§ **Work item**
Go through the lines below and tally those containing the string "have". Respond with the number only.

§ **Task inputs**
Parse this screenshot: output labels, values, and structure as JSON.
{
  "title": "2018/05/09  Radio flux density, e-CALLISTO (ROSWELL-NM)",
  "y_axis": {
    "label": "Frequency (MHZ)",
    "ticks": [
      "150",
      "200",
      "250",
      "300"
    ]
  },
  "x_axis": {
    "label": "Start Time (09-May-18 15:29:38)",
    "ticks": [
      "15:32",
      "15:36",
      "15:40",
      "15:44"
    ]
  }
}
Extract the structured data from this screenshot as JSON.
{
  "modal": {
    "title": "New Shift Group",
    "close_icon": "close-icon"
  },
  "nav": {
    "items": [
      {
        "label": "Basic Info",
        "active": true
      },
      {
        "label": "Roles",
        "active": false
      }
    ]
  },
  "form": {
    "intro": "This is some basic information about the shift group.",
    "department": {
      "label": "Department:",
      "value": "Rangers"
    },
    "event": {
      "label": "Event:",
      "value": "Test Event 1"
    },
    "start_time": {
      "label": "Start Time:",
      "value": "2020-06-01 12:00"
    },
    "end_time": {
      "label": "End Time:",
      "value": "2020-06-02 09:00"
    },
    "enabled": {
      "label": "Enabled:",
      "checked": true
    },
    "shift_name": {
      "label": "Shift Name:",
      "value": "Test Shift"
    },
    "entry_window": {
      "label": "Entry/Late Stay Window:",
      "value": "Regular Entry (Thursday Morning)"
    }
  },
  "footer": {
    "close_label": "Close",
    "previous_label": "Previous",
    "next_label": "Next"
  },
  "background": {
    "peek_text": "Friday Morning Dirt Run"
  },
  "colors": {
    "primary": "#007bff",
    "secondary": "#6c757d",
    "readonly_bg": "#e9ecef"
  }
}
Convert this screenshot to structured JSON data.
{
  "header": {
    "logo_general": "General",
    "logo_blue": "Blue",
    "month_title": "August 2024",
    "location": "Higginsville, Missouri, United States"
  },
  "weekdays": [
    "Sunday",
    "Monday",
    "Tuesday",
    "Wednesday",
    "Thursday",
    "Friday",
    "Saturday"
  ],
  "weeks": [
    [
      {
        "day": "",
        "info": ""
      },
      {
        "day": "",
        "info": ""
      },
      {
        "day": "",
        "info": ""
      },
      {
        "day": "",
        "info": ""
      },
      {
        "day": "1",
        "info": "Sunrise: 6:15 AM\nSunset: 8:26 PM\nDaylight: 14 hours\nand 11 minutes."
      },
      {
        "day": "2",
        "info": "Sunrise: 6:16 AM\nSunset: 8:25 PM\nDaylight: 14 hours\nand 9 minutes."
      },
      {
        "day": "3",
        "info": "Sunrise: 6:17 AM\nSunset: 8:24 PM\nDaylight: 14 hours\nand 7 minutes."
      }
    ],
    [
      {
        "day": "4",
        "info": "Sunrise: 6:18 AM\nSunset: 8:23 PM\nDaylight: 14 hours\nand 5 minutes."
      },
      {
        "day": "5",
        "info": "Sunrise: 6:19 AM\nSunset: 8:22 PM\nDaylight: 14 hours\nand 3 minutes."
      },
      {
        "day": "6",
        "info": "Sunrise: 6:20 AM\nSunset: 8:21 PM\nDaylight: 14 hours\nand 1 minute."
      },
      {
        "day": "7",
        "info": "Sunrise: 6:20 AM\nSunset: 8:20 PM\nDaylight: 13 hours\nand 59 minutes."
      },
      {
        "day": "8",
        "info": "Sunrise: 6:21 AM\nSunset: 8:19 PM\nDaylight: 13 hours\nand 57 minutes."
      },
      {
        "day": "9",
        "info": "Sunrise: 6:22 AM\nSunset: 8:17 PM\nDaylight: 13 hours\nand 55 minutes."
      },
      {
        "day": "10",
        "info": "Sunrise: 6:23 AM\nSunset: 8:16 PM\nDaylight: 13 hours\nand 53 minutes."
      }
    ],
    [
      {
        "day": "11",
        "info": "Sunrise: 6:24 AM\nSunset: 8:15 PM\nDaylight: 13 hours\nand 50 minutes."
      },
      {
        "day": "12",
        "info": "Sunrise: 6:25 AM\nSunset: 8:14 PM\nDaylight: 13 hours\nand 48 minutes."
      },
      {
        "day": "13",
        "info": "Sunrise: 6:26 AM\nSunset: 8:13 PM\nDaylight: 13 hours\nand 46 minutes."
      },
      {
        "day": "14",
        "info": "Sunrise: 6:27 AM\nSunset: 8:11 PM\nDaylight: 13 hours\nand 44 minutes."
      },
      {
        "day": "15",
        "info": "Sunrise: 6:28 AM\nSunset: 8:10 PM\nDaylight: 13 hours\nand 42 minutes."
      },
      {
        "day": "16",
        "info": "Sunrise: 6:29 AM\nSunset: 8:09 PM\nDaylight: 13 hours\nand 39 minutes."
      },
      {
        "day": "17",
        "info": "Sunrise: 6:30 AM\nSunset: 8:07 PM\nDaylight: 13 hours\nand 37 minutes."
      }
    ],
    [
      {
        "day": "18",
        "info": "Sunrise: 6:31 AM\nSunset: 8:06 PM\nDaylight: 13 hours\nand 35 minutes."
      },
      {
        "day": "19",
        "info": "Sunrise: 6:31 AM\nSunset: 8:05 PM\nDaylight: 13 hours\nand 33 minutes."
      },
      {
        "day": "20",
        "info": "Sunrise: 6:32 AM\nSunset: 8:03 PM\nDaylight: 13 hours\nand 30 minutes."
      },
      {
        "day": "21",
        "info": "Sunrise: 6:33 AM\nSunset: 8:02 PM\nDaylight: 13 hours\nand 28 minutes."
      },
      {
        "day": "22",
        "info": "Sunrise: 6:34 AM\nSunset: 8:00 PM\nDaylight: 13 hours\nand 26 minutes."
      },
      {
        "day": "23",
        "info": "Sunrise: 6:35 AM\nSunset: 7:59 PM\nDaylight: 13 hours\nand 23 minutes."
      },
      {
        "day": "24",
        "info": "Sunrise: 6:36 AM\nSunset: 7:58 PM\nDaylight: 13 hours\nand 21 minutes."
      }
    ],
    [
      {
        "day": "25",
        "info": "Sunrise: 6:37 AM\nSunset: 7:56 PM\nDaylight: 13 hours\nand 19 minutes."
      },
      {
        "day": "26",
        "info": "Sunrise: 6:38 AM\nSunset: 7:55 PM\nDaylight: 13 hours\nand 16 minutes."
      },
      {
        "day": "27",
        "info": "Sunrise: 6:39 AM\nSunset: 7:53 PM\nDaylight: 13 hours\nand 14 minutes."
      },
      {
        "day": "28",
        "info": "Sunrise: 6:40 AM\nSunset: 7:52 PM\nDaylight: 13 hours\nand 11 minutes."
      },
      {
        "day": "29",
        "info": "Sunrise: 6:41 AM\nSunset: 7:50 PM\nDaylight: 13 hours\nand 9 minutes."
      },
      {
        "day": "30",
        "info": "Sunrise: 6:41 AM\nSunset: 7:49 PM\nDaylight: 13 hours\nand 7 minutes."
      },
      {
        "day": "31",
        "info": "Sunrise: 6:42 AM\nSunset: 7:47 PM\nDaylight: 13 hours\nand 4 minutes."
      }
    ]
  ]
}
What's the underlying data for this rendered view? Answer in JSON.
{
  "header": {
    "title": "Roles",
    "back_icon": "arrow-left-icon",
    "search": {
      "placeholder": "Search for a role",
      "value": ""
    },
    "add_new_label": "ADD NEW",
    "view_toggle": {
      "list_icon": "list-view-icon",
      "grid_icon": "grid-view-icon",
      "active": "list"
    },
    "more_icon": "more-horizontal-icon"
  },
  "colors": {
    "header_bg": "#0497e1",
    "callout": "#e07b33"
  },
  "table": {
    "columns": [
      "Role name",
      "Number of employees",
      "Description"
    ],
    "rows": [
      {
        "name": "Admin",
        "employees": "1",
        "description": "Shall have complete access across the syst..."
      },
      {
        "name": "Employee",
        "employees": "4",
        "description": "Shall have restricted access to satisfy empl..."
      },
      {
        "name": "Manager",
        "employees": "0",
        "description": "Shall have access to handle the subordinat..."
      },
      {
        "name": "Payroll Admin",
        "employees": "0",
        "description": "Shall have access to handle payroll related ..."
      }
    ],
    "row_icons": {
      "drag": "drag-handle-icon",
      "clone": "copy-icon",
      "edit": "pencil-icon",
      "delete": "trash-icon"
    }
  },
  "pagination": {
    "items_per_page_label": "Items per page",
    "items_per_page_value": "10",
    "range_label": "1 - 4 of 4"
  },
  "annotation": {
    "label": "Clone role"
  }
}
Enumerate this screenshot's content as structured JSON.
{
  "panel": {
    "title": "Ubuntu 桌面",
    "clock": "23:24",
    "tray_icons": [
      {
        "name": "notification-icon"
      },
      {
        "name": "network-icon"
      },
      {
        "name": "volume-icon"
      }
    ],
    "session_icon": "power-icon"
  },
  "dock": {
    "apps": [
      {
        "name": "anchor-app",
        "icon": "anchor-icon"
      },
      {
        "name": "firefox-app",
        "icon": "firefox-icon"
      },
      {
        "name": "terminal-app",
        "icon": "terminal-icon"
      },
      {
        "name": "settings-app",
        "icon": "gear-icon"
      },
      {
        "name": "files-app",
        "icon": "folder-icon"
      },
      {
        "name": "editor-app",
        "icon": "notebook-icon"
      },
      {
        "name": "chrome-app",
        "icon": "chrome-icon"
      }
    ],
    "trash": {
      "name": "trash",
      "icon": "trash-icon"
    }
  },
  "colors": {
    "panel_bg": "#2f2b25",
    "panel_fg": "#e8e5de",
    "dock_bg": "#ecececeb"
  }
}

§ **Task solution**
4